Most people generally understand what an appeal is, at its core. At the simplest and most basic level, an appeal is the process of going before a higher court and asking them to review the decisions and procedures of the court below. However, this general concept can be applied in several different ways, from interlocutory appeals taken in the midst of the trial-level proceeding, to a petition for a writ of habeas corpus asking a federal court to review certain decisions of a state court, and everything in between.
When the average person refers to an “appeal,” what they most often are referring to is a direct appeal as of right. What this means is the process of asking an intermediate, of first level, appellate court to review what happened at the trial level after the conclusion of the case at the trial level. In most, if not all, jurisdictions, including New York and the federal courts, criminal defendants have the absolute right to have their case reviewed by the first or intermediate level appellate court after the conclusion of their case at the trial level, whether the case was concluded by way of a trial or a guilty plea. This first appeal “as of right,” is a reference to this absolute right of one phase or level of review, meaning that this first level appellate court must accept the appeal, review the briefs and oral argument, and render a decision. This intermediate level appellate court is the First, Second, Third and Fourth Appellate Divisions in New York, and the Circuit Courts in the federal system including the Second Circuit, which included New York, and the Third Circuit, which includes New Jersey.
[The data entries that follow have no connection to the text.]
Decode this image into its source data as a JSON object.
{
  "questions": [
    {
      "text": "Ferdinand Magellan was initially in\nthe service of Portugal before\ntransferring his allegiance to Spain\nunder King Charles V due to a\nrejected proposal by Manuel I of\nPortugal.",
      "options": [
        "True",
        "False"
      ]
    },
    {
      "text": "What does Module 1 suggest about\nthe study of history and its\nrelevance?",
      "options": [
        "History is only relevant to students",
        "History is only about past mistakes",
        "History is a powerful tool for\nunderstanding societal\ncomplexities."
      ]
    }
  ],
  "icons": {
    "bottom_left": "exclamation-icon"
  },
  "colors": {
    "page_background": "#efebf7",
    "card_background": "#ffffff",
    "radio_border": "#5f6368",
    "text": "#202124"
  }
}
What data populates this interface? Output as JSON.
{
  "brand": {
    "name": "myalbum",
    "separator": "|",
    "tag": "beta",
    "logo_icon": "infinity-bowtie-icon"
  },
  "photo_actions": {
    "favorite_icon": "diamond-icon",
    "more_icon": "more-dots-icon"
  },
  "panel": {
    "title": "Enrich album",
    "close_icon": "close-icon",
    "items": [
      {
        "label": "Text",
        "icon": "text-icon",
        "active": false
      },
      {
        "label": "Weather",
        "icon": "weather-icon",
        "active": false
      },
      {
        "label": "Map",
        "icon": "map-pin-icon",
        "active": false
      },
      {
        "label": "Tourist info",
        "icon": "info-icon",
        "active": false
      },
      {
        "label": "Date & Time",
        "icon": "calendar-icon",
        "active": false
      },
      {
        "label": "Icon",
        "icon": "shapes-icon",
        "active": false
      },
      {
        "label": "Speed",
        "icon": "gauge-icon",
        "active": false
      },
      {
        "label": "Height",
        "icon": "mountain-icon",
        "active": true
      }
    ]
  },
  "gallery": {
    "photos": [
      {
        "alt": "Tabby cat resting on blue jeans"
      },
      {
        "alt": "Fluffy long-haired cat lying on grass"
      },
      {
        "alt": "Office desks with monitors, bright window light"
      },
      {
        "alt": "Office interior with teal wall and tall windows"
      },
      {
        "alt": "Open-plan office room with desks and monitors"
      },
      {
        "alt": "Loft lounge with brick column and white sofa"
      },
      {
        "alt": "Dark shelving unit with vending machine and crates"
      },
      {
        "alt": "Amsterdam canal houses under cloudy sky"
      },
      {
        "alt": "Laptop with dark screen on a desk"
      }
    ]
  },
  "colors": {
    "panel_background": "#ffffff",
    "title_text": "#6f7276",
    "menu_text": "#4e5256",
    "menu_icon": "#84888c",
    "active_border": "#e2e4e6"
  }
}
This first direct appeal “as of right” differs significantly from subsequent appeals to even higher courts, such as the New York Court of Appeals or the United States Supreme Court, in that these higher appellate courts do not have accept or consider these subsequent appeals. These second or further appeals are appeals “by leave” or “by permission,” which means that the criminal defendant, who has presumably lost their first direct appeal, must ask the higher appellate court for permission to appeal to that court. In the federal system, this request is done by way of a writ of certiorari. In this application, the criminal defendant-appellant must describe the issue they are asking the court to consider and review, and explain why it is important for this higher appellate court to accept the case. Typically, it will not be sufficient to say that the lower appellate court simply got something wrong. Instead, these appeals “by permission” will only be accepted and heard when there is some significant legal issue at stake which will have effects reaching far beyond the particular case, or where the lower, intermediate appellate courts have come to different conclusions on a particular issue such that the higher appellate court must settle the contradiction among the lower appellate courts. This latter situation is often referred to as a “circuit split” in the federal courts.
The bottom line is that in most jurisdictions, including New York and federal courts, all criminal defendants are entitled to one level of direct appellate review “as of right,” but no more. This means that it is absolutely imperative to get it right the first time, and to have knowledgeable and experienced counsel to assist in identifying the issues deserving of appellate review, and presenting those issues in the most compelling way possible to obtain a reversal of a conviction or sentence, and ensure that the lower courts are following the law and respecting the rights and protections afforded to the accused.